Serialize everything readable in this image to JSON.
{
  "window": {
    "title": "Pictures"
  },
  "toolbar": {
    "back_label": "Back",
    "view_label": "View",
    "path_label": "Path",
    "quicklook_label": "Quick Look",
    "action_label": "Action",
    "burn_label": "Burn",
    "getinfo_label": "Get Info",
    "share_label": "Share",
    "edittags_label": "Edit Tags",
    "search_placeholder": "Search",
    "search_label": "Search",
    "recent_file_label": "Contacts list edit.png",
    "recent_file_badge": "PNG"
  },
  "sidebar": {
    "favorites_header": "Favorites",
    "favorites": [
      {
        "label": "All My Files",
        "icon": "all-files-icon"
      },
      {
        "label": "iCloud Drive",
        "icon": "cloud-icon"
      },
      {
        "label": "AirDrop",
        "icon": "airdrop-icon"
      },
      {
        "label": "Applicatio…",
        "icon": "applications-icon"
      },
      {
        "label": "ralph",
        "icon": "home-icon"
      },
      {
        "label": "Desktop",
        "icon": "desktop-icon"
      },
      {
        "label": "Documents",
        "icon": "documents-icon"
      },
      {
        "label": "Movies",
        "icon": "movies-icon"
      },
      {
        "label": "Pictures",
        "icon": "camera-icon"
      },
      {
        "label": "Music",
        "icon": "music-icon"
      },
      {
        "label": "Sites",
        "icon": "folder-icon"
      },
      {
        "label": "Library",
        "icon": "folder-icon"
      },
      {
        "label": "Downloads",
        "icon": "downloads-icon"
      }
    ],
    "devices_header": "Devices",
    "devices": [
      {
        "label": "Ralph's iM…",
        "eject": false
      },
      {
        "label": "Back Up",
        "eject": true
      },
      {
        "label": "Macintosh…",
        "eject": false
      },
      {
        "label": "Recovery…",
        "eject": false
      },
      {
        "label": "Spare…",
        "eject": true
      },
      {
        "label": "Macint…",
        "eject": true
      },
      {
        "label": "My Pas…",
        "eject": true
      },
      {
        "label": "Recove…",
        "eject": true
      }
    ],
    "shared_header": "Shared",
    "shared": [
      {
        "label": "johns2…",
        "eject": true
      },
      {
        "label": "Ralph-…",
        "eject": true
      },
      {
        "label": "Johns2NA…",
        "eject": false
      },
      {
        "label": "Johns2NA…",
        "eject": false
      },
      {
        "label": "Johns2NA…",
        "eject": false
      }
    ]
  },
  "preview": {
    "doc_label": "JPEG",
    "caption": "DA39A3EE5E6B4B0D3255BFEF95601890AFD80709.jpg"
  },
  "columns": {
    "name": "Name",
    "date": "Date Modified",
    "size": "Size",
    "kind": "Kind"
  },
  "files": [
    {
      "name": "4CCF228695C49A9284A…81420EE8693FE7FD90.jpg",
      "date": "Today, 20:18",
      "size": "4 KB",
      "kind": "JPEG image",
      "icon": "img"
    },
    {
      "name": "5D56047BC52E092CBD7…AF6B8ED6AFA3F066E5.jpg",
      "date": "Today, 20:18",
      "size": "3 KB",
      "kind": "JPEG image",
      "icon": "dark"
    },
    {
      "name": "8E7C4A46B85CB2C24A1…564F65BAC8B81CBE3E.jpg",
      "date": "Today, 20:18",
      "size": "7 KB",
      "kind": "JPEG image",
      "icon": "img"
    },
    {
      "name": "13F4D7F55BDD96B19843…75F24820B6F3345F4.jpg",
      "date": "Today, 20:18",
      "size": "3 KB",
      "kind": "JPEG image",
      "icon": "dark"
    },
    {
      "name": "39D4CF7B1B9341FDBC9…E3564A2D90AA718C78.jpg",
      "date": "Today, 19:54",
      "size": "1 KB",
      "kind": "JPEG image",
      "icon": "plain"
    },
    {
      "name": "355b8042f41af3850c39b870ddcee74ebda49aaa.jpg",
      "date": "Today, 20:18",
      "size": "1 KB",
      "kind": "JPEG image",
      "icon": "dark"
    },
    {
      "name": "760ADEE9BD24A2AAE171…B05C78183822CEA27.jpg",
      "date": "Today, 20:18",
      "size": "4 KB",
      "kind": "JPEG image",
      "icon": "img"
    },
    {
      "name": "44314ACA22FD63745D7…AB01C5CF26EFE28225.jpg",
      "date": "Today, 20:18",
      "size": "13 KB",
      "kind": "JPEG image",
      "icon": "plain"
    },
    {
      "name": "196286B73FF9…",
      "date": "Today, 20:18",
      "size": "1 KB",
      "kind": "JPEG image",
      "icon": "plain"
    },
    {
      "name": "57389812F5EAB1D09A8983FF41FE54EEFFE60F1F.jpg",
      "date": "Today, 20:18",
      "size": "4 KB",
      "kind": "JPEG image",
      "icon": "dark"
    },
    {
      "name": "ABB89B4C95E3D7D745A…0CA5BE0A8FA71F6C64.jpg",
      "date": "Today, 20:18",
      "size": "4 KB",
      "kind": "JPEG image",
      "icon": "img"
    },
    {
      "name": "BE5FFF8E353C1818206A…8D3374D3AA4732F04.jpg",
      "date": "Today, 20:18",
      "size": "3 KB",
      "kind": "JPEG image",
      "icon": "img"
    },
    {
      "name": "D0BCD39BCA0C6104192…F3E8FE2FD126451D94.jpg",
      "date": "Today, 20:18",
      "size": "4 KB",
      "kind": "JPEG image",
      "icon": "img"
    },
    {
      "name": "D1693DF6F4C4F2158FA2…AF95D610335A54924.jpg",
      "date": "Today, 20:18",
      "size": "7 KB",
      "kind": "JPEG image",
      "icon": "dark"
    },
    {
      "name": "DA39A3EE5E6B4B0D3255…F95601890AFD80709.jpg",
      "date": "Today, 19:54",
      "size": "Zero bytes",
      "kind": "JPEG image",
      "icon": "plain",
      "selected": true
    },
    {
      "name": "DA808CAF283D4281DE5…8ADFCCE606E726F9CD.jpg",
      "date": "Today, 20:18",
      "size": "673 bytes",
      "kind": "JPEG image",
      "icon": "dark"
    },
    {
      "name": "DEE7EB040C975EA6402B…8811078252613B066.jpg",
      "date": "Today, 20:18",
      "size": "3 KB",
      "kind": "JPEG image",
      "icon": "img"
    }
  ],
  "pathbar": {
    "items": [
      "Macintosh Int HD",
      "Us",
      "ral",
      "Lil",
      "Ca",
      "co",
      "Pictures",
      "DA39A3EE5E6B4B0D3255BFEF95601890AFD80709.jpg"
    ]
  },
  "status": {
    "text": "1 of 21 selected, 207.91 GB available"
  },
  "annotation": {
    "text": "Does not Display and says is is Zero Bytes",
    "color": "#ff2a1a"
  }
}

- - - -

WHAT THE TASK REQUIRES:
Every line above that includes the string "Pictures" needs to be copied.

EXERCISE RESULT:
    "title": "Pictures"
        "label": "Pictures",
      "Pictures",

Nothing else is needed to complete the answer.